An exact copy of every entry is needed here; the images stay out.

──────── Material to process ────────

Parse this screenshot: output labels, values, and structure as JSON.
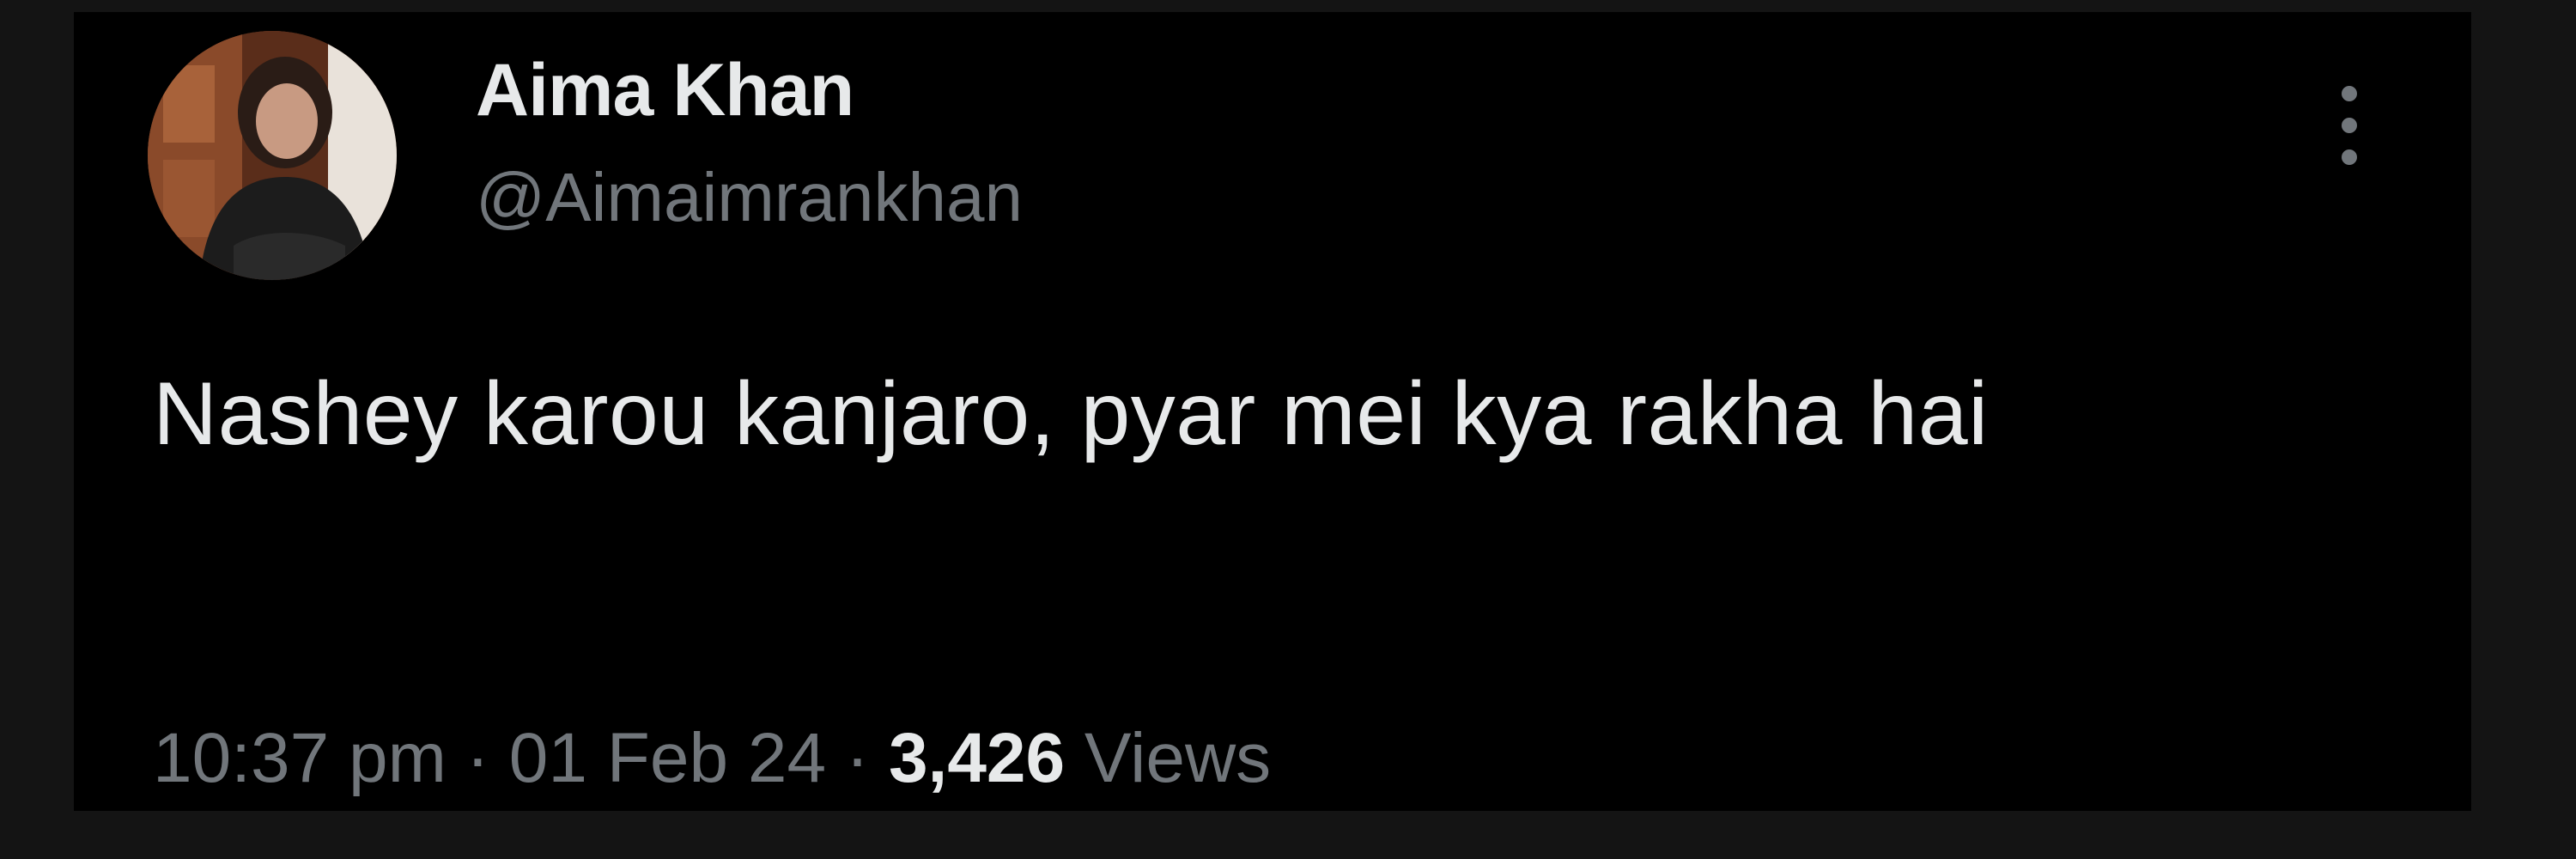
{
  "tweet": {
    "author": {
      "display_name": "Aima Khan",
      "handle": "@Aimaimrankhan",
      "avatar_icon": "profile-photo"
    },
    "text": "Nashey karou kanjaro, pyar mei kya rakha hai",
    "meta": {
      "time": "10:37 pm",
      "separator": " · ",
      "date": "01 Feb 24",
      "views_count": "3,426",
      "views_label": " Views"
    },
    "more_icon": "more-vertical-icon"
  },
  "colors": {
    "background": "#000000",
    "outer": "#141414",
    "primary_text": "#e7e9ea",
    "secondary_text": "#71767b"
  }
}
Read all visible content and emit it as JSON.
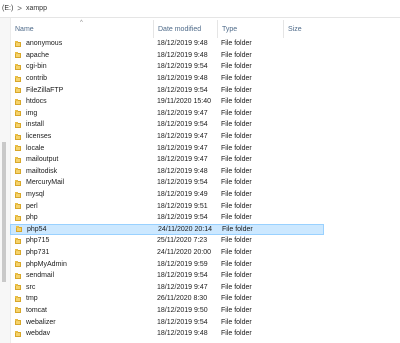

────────

» Result below:
Parse this screenshot: output labels, values, and structure as JSON.
{
  "tweet": {
    "author": {
      "display_name": "Aima Khan",
      "handle": "@Aimaimrankhan",
      "avatar_icon": "profile-photo"
    },
    "text": "Nashey karou kanjaro, pyar mei kya rakha hai",
    "meta": {
      "time": "10:37 pm",
      "separator": " · ",
      "date": "01 Feb 24",
      "views_count": "3,426",
      "views_label": " Views"
    },
    "more_icon": "more-vertical-icon"
  },
  "colors": {
    "background": "#000000",
    "outer": "#141414",
    "primary_text": "#e7e9ea",
    "secondary_text": "#71767b"
  }
}
Read all visible content and emit it as JSON.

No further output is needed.